The term “Weststadt” became common between 1924 and 1938 when, in connection with the planned relocation of the main train station to the west, the first planning steps were taken to redesign the residential and industrial suburbs of the expanding city.
At this point in time, the residential district already had the large buildings that were essential for its appearance: the country house school (1886), the St. Josef Hospital (1888), built according to a design by E. Krause, which was built in the neo-Romanesque style and decorated with colorful ceiling paintings Catholic St. Boniface Church (1898–1903). Just a year later, the huge Christ Church is dedicated. At 65 meters, its tower is one of the highest in Heidelberg and a landmark of the Weststadt. The bell of the church is considered to be a very good steel bell. The residents of the district whisper about "singing bells".
A post office was added opposite the train station after 1960. Only after two wars did the main station move two kilometers to the west in 1955. A striking modern hall construction is created. Its inauguration by Theodor Heuss is an event for the whole city.
At first there was a wide aisle between Weststadt and Bergheim, which was filled with administrative buildings and a multi-lane road.
The Fuchssche Waggonfabrik was the only industrial area in the growing residential area. Created as a result of the railway line, it was moved to Rohrbach shortly after the turn of the century.
In 1892 around 60 residents of Weststadt founded the “West Heidelberg” association, which set itself the task of promoting the interests of the district and protecting the community. The association has been celebrating its anniversary since 1973 with the Weststadt Festival on Wilhelmsplatz. The second district festival, the Heidelberg Summer Spectacle, has also been taking place there since 1983. The Gaisbergturm , one of several viewpoints, is a landmark of the district.
Flora and fauna
- There is a free-living population of collar parakeets on Römerkreis.
- Horse chestnuts , chestnuts and linden are typical trees.
The Weststadt district advisory board is composed as follows:
|Party / list||2019|
Inhabitants with regional fame
- Karl Weber, former MdL
- Dietrich Hildebrandt (1944–2015), former member of the Bundestag (Bündnis 90 / Die Grünen)
- Angelika Köster-Loßack (* 1947), former Member of the Bundestag (Alliance 90 / The Greens)
- Lothar Binding (* 1950), Member of the Bundestag (SPD) since 1998
- Horst Hasselbach, local researcher and home restorer
- The Stieber Twins , rappers
- Elmar Mittler (Ed.): Heidelberg. History and shape. University Press C. Winter, Heidelberg 1996.
- Heidelberg West. Development of a district. Festival book for the 70th anniversary of the West Heidelberg Association. Heidelberg 1962.
- City of Heidelberg (Ed.): City district framework plan Weststadt / Südstadt. Inventory, forecast and evaluation. Heidelberg 1995.
- Heidelberg History Association V. (Ed.): Heidelberg. Yearbook on the history of the city.

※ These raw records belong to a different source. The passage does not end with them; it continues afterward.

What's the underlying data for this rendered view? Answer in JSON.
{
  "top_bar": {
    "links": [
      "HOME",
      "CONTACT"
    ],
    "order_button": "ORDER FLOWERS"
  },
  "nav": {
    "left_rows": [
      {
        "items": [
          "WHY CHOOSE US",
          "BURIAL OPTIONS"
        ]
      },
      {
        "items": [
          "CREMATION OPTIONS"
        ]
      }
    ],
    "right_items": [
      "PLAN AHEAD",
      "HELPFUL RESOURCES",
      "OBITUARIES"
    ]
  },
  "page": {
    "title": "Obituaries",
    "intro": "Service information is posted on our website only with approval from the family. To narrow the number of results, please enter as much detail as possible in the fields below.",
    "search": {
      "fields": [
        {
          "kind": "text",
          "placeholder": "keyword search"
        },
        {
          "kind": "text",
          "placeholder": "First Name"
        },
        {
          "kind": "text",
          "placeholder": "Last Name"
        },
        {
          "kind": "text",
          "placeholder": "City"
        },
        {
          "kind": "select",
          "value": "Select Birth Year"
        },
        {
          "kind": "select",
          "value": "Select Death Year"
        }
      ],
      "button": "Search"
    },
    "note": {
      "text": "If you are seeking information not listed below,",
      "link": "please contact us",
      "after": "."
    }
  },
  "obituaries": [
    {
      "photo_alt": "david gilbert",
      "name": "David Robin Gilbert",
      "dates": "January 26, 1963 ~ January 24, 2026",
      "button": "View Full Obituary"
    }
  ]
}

- Timo Hagen, Daniel Keller: Complete system “Weststadt Heidelberg”. An exemplary example of Wilhelminian city expansion. In: Preservation of monuments in Baden-Württemberg. 41st year 2012, issue 4, pp. 200–206. ( PDF )

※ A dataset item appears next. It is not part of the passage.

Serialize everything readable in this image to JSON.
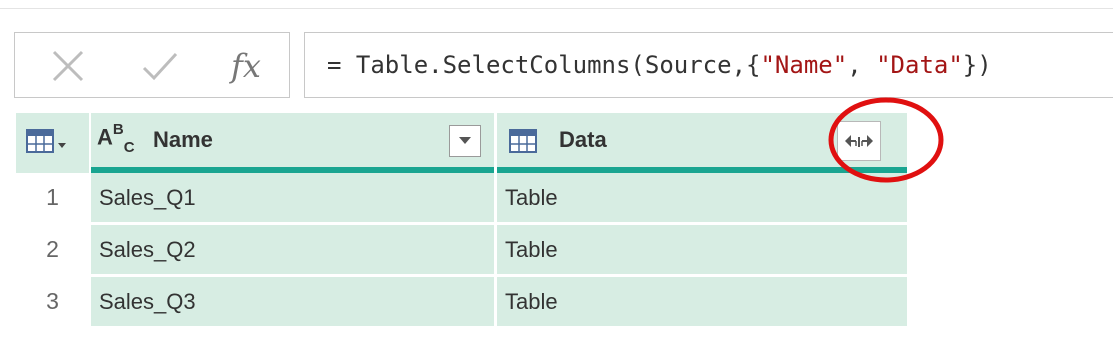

- Wolf Deiseroth: The western city of Heidelberg. An example of urban development from the Wilhelminian era. In: Preservation of monuments in Baden-Württemberg. 9th year 1980, No. 2, pp. 37-50. ( PDF )
- City of Heidelberg - District Advisory Council Weststadt. Retrieved December 11, 2019 .